The visit to Grand Marais was part of a â€œJust Us Girlsâ€ mother-daughter trip to the North Shore of Lake Superior late last week. Just in case you are wondering, Grand Marais is a really long drive from Worthington, but once I steered us through the stresses of Twin Cities traffic and Duluth road construction, my mom and I were living the life of contentment.
Of course, the main reason for our trip was the â€œFirst Fridayâ€ beacon lighting at Split Rock Lighthouse. It was a day Iâ€™d been waiting for since last winter!
Minnesotaâ€™s most picturesque lighthouse celebrated its 100th anniversary on July 31 and, in honor of its centennial year, the Minnesota State Historical Society that manages the site is lighting the beautiful Fresnel lens for an hour on the first Friday of each month. The next lighting will be Oct. 1, followed by Nov. 5 and then a special lighting on Nov. 10 to mark the 35th anniversary of the sinking of the Edmund Fitzgerald.

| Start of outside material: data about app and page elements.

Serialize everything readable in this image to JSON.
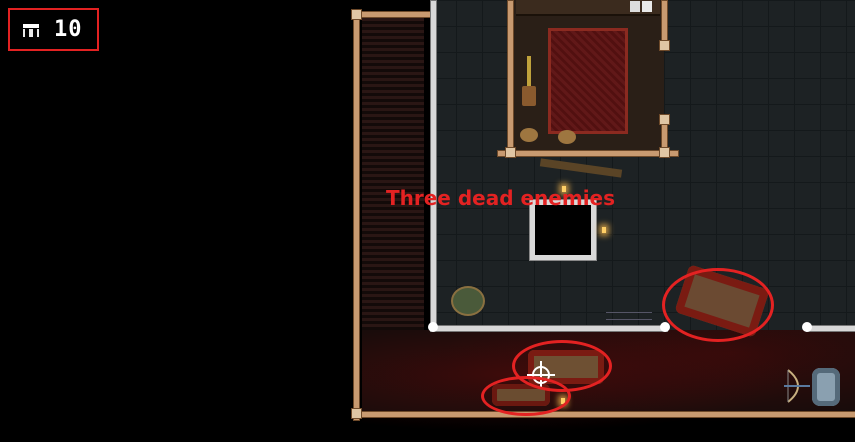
{
  "hud": {
    "counter_value": "10",
    "counter_icon": "chest-icon"
  },
  "annotation": {
    "text": "Three dead enemies",
    "color": "#e32222"
  },
  "highlights": [
    {
      "name": "dead-enemy-1"
    },
    {
      "name": "dead-enemy-2"
    },
    {
      "name": "dead-enemy-3"
    }
  ],
  "colors": {
    "annotation_red": "#e32222",
    "floor": "#1d2224",
    "rug": "#5a1414"
  }
}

Last Friday, Mom and I spent four hours at Split Rock Lighthouse. The last time we were there, Mom and Dad waited in the car while I paid the admission price and went onto the grounds to snap some photos of the lighthouse. This time, Mom and I took the educational tour, watched a short film in the museumâ€™s theater, visited the keeperâ€™s dwelling and fog signal building and, of course, toured the lighthouse itself.
It was while taking a short hike to the shoreline (not the path that included 170-plus steps to the bottom of the 130-foot cliff, but rather a much friendlier path inside Split Rock State Park) that I looked over at my mom and said, â€œThis is so much fun!â€ By then, the lighthouse had been lit and we were walking in the dark with the aid of flashlights and looking for a nice vantage point to see the light shine out across Lake Superior.
The Split Rock Lighthouse was built as a navigational beacon in 1910 to help guide ships passed the dangers that lurked in Lake Superiorâ€™s waters north of Two Harbors. It remained in operation until 1969.